**Task item:** Give back the records below verbatim, please, but without a single image.

(Dataset rows describing interfaces)
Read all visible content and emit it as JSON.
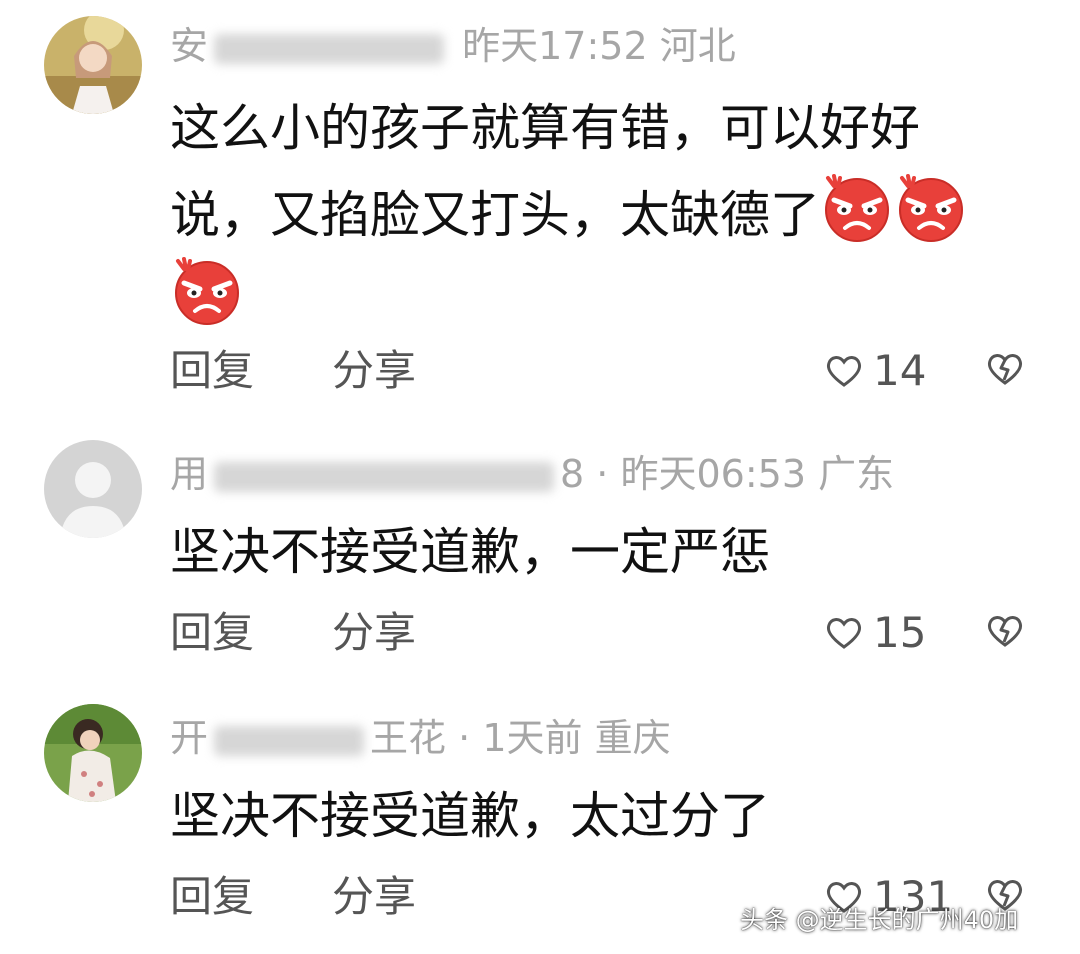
{
  "comments": [
    {
      "username_visible": "安",
      "time": "昨天17:52",
      "location": "河北",
      "text_line1": "这么小的孩子就算有错，可以好好",
      "text_line2": "说，又掐脸又打头，太缺德了",
      "emojis": [
        "angry-face",
        "angry-face",
        "angry-face"
      ],
      "reply_label": "回复",
      "share_label": "分享",
      "likes": "14"
    },
    {
      "username_visible": "用",
      "username_tail": "8",
      "separator": "·",
      "time": "昨天06:53",
      "location": "广东",
      "text": "坚决不接受道歉，一定严惩",
      "reply_label": "回复",
      "share_label": "分享",
      "likes": "15"
    },
    {
      "username_visible": "开",
      "username_tail": "王花",
      "separator": "·",
      "time": "1天前",
      "location": "重庆",
      "text": "坚决不接受道歉，太过分了",
      "reply_label": "回复",
      "share_label": "分享",
      "likes": "131"
    }
  ],
  "watermark": "头条 @逆生长的广州40加",
  "colors": {
    "text": "#111111",
    "meta": "#a6a6a6",
    "action": "#555555",
    "emoji": "#e8403a"
  }
}
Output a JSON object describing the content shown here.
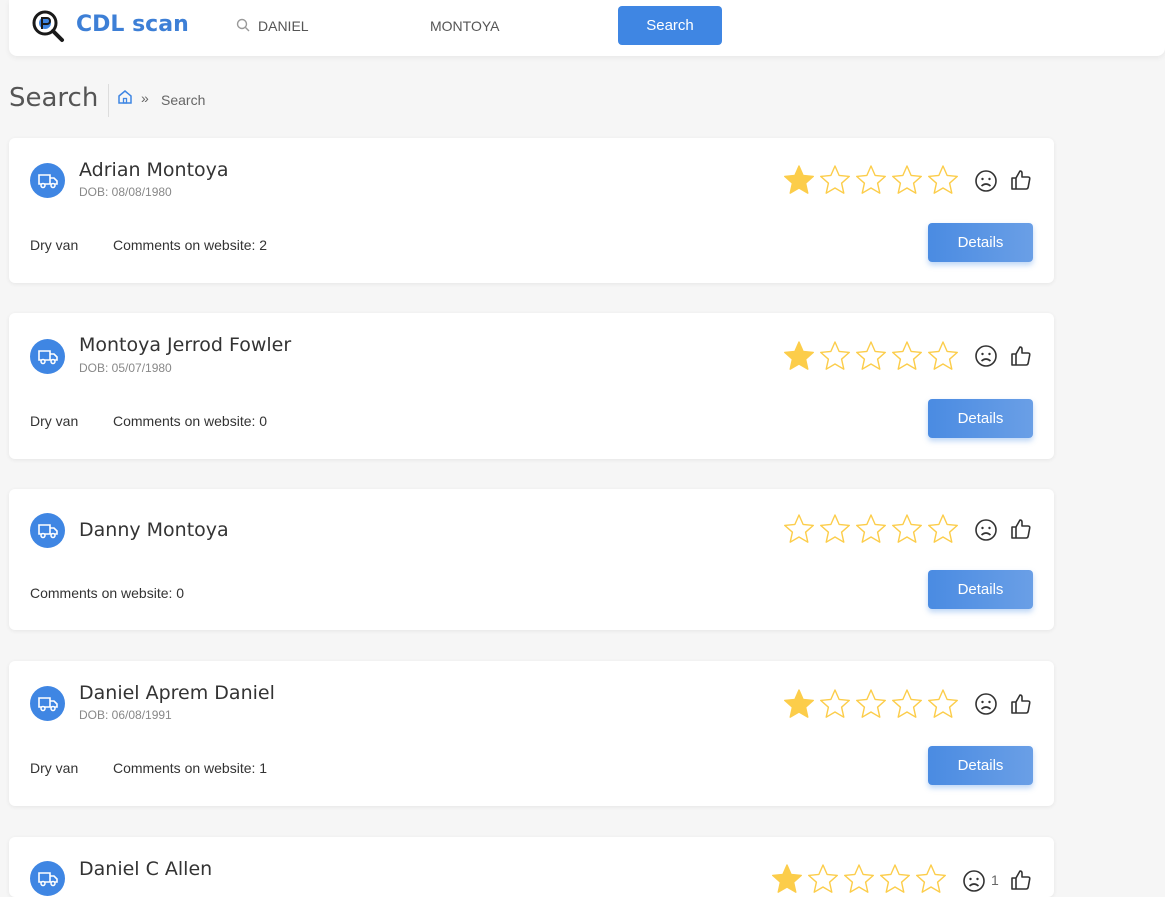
{
  "app": {
    "name": "CDL scan"
  },
  "search": {
    "first_name": "DANIEL",
    "last_name": "MONTOYA",
    "button": "Search"
  },
  "page": {
    "title": "Search",
    "breadcrumb_sep": "»",
    "breadcrumb_label": "Search"
  },
  "colors": {
    "accent": "#3f86e3",
    "star": "#fccd4a"
  },
  "drivers": [
    {
      "name": "Adrian Montoya",
      "dob": "DOB: 08/08/1980",
      "equipment": "Dry van",
      "comments": "Comments on website: 2",
      "rating": 1,
      "details": "Details"
    },
    {
      "name": "Montoya Jerrod Fowler",
      "dob": "DOB: 05/07/1980",
      "equipment": "Dry van",
      "comments": "Comments on website: 0",
      "rating": 1,
      "details": "Details"
    },
    {
      "name": "Danny Montoya",
      "dob": "",
      "equipment": "",
      "comments": "Comments on website: 0",
      "rating": 0,
      "details": "Details"
    },
    {
      "name": "Daniel Aprem Daniel",
      "dob": "DOB: 06/08/1991",
      "equipment": "Dry van",
      "comments": "Comments on website: 1",
      "rating": 1,
      "details": "Details"
    },
    {
      "name": "Daniel C Allen",
      "dob": "",
      "equipment": "",
      "comments": "",
      "rating": 1,
      "sad_count": "1",
      "details": ""
    }
  ]
}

**Answer box:**
Read all visible content and emit it as JSON.
{
  "comments": [
    {
      "username_visible": "安",
      "time": "昨天17:52",
      "location": "河北",
      "text_line1": "这么小的孩子就算有错，可以好好",
      "text_line2": "说，又掐脸又打头，太缺德了",
      "emojis": [
        "angry-face",
        "angry-face",
        "angry-face"
      ],
      "reply_label": "回复",
      "share_label": "分享",
      "likes": "14"
    },
    {
      "username_visible": "用",
      "username_tail": "8",
      "separator": "·",
      "time": "昨天06:53",
      "location": "广东",
      "text": "坚决不接受道歉，一定严惩",
      "reply_label": "回复",
      "share_label": "分享",
      "likes": "15"
    },
    {
      "username_visible": "开",
      "username_tail": "王花",
      "separator": "·",
      "time": "1天前",
      "location": "重庆",
      "text": "坚决不接受道歉，太过分了",
      "reply_label": "回复",
      "share_label": "分享",
      "likes": "131"
    }
  ],
  "watermark": "头条 @逆生长的广州40加",
  "colors": {
    "text": "#111111",
    "meta": "#a6a6a6",
    "action": "#555555",
    "emoji": "#e8403a"
  }
}
Output a JSON object describing the content shown here.
{
  "app": {
    "name": "CDL scan"
  },
  "search": {
    "first_name": "DANIEL",
    "last_name": "MONTOYA",
    "button": "Search"
  },
  "page": {
    "title": "Search",
    "breadcrumb_sep": "»",
    "breadcrumb_label": "Search"
  },
  "colors": {
    "accent": "#3f86e3",
    "star": "#fccd4a"
  },
  "drivers": [
    {
      "name": "Adrian Montoya",
      "dob": "DOB: 08/08/1980",
      "equipment": "Dry van",
      "comments": "Comments on website: 2",
      "rating": 1,
      "details": "Details"
    },
    {
      "name": "Montoya Jerrod Fowler",
      "dob": "DOB: 05/07/1980",
      "equipment": "Dry van",
      "comments": "Comments on website: 0",
      "rating": 1,
      "details": "Details"
    },
    {
      "name": "Danny Montoya",
      "dob": "",
      "equipment": "",
      "comments": "Comments on website: 0",
      "rating": 0,
      "details": "Details"
    },
    {
      "name": "Daniel Aprem Daniel",
      "dob": "DOB: 06/08/1991",
      "equipment": "Dry van",
      "comments": "Comments on website: 1",
      "rating": 1,
      "details": "Details"
    },
    {
      "name": "Daniel C Allen",
      "dob": "",
      "equipment": "",
      "comments": "",
      "rating": 1,
      "sad_count": "1",
      "details": ""
    }
  ]
}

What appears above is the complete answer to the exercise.